# plot(l_msoa["pcycle"], lwd = l_msoa$all / mean(l_msoa$all), breaks = c(0, 5, 10, 20, 50))
• M2 (bonus): identify road segments with the highest estimated number of people cycling currently, and under the Go Dutch scenario (hint: you can download the route network with get_pct_rnet("isle-of-wight"))

## Scenarios of change

• S1: Generate a ‘Go Dutch’ scenario for the Isle of Wight using the function uptake_pct_godutch() (hint: the following code chunk will create a ‘Government Target’ scenario):
l_msoa$euclidean_distance = as.numeric(sf::st_length(l_msoa)) l_msoa$pcycle_govtarget = uptake_pct_govtarget(
distance = l_msoa$rf_dist_km, gradient = l_msoa$rf_avslope_perc
) * 100 + l_msoa$pcycle • S2: Think of alternative scenarios that would be useful for your work • S3 (bonus): look inside the function pct_uptake_godutch() - how could it be modified? ## Routing • R1: Using the function route_osrm() find the route associated with the most cycled desire line in the Isle of Wight. The result should look similar to that displayed in the map below (hint: you may want to start your answer with the following lines of code - warning: the function may need to run a few times before it works): library(stplanr) l_top = l_msoa %>% top_n(n = 1, wt = bicycle) • R2: What are the problems associated with this route from a cycling perspective? Take a look at the help page opened by entering ?route_osrm to identify the reason why the route is not particularly useful from a cycling perspective. • R3: Regenerate the route using the function line2route(). What is the difference in the length between each route, and what other differences can you spot? Note: this exercise requires an API Key from CycleStreets.net. • R4 (bonus): what features of a routing service would be most useful for your work and why? ## Route networks • RN1: Generate a ‘route network’ showing number of people walking in the top 30 routes in the Isle of Wight, allocated to the transport network (hint: use the overline2() function and begin the script as follows, the results should look similar to the results below): route_data = sf::st_sf(wight_lines_30, geometry = wight_routes_30$geometry)
• RN2: Download the travel to school route network and compare the results with the route network created for RN1.
• Which roads have greatest overlap between the two route networks?
• For more information on the travel to school layer, see Goodman et al. (2019). What other trip purposes would you like to see in tools for cycle planning?

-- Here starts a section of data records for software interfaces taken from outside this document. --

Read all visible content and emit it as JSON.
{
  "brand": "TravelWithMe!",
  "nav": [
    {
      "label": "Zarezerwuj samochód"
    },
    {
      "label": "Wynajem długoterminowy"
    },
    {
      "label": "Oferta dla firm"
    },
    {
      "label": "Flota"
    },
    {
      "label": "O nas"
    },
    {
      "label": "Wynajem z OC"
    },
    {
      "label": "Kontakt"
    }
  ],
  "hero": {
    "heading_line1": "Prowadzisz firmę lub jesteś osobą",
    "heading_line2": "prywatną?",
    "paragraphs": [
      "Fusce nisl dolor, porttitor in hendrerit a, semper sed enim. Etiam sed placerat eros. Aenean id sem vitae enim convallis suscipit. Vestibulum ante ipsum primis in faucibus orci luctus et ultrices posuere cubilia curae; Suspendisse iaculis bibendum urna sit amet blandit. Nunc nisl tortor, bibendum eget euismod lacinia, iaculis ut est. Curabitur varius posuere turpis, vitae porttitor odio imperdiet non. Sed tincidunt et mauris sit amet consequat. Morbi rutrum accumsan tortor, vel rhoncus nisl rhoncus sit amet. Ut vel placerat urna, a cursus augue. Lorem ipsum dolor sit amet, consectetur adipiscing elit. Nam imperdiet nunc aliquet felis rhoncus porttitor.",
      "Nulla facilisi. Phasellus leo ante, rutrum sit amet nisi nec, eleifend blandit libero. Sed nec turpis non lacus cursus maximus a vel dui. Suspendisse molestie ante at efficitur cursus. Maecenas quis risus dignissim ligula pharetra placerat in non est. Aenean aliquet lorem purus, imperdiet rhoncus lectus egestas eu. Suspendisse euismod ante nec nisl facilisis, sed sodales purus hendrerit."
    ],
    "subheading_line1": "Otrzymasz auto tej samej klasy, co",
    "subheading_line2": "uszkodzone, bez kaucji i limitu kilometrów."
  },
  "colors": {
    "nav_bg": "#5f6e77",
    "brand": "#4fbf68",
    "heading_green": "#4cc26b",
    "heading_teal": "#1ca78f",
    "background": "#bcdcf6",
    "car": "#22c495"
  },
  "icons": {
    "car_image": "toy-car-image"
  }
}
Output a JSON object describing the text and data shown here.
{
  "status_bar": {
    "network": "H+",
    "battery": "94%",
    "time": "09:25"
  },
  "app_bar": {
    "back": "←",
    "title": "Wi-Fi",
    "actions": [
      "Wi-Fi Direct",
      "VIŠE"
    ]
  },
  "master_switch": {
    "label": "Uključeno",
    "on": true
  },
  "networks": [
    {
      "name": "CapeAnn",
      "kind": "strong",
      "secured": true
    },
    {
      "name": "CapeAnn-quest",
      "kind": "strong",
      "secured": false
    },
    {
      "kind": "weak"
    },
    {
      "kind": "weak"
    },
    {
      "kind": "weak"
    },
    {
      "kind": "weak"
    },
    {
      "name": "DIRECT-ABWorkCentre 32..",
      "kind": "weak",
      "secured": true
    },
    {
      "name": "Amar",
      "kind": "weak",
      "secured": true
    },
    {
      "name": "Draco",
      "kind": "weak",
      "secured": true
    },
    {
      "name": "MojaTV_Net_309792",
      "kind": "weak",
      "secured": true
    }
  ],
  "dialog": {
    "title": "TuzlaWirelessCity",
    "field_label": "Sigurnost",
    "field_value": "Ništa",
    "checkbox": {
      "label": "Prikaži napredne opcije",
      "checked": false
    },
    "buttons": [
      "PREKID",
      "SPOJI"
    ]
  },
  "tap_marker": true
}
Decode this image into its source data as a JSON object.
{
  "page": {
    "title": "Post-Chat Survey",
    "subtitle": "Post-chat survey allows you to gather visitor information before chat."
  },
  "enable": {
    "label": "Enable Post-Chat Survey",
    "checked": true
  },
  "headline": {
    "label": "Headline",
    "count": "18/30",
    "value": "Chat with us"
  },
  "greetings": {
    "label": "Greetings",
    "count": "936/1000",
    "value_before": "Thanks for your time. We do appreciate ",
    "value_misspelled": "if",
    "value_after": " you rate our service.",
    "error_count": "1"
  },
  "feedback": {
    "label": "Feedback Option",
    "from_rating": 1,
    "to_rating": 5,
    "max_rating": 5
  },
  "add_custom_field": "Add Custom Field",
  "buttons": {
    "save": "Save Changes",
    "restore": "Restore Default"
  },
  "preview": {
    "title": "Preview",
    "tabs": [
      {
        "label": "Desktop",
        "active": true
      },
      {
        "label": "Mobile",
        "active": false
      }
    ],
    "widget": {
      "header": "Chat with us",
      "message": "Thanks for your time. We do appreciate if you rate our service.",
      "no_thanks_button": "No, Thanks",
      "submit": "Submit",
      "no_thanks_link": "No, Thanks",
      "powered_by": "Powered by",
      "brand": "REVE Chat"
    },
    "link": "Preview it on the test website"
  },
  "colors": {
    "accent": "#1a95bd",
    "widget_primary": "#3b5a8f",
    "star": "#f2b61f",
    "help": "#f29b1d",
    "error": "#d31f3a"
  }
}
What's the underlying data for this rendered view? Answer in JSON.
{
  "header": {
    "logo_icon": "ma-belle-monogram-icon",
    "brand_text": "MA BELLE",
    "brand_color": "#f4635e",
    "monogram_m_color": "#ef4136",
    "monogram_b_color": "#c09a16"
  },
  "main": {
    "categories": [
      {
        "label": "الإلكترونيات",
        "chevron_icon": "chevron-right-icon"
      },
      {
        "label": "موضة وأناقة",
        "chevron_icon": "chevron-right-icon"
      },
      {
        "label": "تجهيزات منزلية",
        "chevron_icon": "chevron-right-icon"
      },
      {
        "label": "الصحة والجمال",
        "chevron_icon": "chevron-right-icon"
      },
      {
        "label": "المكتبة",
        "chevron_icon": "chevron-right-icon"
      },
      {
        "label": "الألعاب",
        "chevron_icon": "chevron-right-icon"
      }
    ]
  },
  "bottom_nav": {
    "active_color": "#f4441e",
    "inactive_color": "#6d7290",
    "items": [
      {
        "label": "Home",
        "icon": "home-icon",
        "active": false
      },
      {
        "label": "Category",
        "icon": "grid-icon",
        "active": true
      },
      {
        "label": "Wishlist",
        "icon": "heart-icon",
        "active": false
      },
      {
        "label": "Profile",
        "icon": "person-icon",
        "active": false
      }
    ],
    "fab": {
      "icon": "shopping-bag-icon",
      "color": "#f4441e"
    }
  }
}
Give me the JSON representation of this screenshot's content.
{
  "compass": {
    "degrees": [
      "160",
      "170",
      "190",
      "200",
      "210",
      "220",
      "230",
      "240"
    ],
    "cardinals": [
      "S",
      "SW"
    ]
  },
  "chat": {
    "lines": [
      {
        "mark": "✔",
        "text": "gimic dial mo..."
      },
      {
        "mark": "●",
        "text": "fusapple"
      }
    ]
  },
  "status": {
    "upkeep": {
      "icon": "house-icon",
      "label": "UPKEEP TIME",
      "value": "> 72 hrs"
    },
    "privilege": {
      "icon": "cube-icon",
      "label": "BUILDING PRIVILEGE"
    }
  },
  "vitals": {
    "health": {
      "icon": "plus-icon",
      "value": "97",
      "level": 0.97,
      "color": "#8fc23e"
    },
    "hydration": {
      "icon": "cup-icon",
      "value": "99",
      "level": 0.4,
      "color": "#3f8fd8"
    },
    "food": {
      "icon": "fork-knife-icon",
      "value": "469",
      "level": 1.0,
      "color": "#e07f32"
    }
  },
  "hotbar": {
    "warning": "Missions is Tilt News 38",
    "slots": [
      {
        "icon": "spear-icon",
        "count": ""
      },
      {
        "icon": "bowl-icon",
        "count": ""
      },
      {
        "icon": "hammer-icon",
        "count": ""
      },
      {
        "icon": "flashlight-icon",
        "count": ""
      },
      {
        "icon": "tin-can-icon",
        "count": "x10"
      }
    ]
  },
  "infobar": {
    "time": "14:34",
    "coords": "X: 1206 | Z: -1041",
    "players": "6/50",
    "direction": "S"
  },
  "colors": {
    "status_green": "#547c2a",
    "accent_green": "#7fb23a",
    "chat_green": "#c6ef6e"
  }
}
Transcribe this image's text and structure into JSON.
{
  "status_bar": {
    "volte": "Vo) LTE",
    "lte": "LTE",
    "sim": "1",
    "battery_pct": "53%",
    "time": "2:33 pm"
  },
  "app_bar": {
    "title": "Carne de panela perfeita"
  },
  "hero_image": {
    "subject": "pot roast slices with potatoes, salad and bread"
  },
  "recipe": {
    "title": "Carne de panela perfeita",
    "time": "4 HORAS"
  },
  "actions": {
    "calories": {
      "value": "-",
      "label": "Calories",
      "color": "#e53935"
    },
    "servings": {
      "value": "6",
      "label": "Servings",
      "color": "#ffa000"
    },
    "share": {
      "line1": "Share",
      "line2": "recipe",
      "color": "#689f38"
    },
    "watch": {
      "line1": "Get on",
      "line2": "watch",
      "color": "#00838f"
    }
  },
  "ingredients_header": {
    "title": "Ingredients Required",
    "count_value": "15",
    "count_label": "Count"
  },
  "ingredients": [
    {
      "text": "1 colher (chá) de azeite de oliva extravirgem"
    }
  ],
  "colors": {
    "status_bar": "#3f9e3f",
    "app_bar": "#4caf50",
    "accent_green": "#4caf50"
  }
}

## Ideas for further work and a ‘minihack’

• Create a route network reflecting where you would invest if the priority was reducing car trips of less than 5 km
• Design interventions to replace short car trips across London (or another region of your choice) using the PCT methods/data to support your decisions
• Identify quiet routes and design a quiet route network for city/region of your choice, e.g. Westminter
• Import alternative origin-destination datasets and use those as the basis for propensity to cycle analysis for trip purposes other than single stage commutes, encapsulated in the commut layer in the PCT
• Any other layers/scenarios/hacks: welcome! Comments in this repo’s issue tracker also welcome.

# References

Goodman, Anna, Ilan Fridman Rojas, James Woodcock, Rachel Aldred, Nikolai Berkoff, Malcolm Morgan, Ali Abbas, and Robin Lovelace. 2019. “Scenarios of Cycling to School in England, and Associated Health and Carbon Impacts: Application of the ‘Propensity to Cycle Tool’.” Journal of Transport & Health 12 (March): 263–78. https://doi.org/10.1016/j.jth.2019.01.008.

Lovelace, Robin, Anna Goodman, Rachel Aldred, Nikolai Berkoff, Ali Abbas, and James Woodcock. 2017. “The Propensity to Cycle Tool: An Open Source Online System for Sustainable Transport Planning.” Journal of Transport and Land Use 10 (1). https://doi.org/10.5198/jtlu.2016.862.